_The problem_
From the material below, return every line that includes "true".

*** Information supplied ***

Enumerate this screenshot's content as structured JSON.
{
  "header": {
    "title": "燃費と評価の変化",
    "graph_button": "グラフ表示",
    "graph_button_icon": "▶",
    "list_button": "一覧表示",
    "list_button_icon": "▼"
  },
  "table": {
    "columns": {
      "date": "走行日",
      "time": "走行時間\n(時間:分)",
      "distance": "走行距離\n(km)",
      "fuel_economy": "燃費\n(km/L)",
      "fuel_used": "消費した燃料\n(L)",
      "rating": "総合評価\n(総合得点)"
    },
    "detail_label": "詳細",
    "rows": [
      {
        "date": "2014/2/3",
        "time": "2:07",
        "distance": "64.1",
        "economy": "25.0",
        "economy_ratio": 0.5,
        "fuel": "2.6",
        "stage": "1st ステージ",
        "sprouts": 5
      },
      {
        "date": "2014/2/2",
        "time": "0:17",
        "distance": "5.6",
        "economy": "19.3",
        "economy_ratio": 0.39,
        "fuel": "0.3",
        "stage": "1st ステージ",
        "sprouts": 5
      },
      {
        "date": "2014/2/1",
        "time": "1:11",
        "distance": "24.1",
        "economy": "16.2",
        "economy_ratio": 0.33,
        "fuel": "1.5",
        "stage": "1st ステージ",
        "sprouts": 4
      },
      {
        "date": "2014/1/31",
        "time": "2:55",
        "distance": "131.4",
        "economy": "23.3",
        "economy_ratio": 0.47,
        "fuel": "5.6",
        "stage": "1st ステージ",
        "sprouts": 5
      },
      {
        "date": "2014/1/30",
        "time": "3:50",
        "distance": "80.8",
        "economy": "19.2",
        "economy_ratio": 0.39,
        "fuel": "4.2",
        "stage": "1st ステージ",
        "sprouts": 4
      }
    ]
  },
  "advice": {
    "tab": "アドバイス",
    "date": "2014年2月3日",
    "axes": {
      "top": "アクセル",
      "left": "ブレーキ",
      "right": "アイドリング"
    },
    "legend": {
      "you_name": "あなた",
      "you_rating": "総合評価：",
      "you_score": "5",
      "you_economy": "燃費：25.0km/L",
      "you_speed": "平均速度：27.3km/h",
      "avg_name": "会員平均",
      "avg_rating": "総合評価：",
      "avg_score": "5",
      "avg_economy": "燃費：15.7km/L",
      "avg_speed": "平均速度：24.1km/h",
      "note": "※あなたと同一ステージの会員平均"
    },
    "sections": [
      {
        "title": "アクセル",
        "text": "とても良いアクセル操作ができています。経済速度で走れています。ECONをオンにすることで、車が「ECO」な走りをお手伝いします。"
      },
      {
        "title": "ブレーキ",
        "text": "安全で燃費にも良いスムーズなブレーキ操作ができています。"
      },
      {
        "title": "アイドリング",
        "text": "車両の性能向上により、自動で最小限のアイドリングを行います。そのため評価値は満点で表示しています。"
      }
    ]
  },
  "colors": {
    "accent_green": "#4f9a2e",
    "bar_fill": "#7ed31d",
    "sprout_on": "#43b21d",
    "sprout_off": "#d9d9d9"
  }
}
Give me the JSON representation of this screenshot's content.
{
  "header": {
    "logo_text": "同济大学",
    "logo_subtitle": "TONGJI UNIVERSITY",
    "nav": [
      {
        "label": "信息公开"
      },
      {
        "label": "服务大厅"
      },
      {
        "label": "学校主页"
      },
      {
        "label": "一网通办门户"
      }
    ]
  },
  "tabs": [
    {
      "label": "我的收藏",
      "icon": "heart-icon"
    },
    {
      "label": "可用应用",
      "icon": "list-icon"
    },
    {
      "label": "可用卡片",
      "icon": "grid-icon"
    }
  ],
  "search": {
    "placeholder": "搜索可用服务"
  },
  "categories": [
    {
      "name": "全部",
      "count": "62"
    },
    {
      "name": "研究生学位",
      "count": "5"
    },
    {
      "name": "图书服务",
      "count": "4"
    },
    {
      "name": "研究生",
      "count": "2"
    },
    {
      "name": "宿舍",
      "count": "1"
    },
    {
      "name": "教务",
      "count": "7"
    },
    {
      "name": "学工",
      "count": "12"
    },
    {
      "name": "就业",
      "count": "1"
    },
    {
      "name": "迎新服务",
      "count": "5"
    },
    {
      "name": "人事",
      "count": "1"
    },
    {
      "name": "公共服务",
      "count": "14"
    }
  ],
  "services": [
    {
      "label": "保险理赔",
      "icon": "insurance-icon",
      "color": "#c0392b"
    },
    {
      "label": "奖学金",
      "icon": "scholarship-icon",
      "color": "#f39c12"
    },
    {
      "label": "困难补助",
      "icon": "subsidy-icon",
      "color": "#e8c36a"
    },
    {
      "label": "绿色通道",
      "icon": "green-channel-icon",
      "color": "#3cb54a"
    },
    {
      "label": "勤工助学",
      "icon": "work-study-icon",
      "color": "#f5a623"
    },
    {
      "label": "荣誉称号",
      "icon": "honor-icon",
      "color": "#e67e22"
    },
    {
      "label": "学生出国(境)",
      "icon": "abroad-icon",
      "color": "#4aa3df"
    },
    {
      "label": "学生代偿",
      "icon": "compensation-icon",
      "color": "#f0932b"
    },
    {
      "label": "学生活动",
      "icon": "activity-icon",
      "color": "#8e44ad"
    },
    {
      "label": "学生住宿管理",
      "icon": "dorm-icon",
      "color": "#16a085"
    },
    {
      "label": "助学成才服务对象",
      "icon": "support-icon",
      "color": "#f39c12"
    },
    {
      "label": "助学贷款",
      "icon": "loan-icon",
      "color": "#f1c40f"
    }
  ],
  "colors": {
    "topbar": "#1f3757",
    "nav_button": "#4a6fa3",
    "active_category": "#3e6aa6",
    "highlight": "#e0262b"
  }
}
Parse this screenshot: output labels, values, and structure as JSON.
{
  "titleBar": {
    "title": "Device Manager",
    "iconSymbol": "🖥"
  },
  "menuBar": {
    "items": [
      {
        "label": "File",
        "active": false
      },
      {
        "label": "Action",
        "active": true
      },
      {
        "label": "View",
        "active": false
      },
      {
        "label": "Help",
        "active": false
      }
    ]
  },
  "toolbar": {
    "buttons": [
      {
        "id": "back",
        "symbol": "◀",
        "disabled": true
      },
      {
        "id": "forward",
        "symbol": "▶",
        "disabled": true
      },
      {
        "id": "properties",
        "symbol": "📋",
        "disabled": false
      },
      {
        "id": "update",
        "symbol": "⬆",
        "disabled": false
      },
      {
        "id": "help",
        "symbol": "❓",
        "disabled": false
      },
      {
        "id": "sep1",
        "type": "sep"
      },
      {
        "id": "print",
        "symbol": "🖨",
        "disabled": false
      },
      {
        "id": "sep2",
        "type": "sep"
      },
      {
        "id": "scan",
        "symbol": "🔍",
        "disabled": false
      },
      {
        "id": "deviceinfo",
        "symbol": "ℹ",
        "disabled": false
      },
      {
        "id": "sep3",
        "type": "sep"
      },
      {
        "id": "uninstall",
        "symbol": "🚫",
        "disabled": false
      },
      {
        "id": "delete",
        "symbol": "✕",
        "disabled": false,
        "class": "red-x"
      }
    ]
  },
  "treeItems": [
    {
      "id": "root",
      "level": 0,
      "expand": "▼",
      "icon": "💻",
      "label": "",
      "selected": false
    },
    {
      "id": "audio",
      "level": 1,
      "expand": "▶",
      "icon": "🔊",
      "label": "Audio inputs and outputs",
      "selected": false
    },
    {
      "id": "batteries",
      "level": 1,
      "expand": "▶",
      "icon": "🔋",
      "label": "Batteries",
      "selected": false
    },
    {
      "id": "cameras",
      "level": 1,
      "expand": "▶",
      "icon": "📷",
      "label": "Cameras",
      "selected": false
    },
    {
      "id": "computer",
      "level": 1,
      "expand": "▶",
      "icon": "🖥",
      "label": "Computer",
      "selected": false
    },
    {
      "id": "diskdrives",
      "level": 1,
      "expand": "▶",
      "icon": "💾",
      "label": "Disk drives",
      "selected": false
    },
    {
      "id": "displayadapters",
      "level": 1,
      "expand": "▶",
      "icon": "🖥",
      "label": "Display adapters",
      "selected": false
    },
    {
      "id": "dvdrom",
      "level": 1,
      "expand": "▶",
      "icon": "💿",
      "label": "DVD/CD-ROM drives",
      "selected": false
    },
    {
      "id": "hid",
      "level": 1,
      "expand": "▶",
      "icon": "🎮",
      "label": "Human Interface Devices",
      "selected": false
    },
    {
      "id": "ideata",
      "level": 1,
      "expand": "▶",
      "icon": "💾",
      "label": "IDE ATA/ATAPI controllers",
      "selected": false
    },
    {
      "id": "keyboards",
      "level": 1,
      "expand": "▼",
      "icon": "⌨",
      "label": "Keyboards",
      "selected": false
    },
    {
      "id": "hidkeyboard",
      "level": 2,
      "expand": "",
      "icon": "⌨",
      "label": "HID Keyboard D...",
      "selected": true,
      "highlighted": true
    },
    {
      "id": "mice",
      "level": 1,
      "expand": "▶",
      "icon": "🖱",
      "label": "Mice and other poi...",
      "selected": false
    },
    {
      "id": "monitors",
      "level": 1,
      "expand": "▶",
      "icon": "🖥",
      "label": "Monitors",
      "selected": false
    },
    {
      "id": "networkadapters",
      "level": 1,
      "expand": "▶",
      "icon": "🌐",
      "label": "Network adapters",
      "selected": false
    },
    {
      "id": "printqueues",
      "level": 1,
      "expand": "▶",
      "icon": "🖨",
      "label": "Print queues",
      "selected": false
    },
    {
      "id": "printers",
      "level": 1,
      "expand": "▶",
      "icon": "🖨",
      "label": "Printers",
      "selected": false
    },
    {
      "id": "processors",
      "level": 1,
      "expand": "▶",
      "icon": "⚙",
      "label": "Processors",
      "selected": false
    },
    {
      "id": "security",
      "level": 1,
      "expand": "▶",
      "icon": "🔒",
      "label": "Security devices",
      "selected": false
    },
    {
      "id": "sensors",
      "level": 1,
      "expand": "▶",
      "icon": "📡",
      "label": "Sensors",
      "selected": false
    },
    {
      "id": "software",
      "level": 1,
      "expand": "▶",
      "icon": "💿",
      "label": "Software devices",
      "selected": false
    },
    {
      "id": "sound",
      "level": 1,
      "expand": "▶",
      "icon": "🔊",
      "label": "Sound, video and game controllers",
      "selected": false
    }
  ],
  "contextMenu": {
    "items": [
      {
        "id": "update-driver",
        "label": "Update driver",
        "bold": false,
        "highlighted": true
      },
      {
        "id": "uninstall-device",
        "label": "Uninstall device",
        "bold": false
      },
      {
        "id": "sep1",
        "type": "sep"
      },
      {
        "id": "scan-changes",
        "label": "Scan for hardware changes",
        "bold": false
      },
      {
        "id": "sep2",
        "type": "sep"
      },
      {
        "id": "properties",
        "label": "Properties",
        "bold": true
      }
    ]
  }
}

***

_Completed exercise_
        "active": true
        "disabled": true
        "disabled": true
      "selected": true,
      "highlighted": true
        "highlighted": true
        "bold": true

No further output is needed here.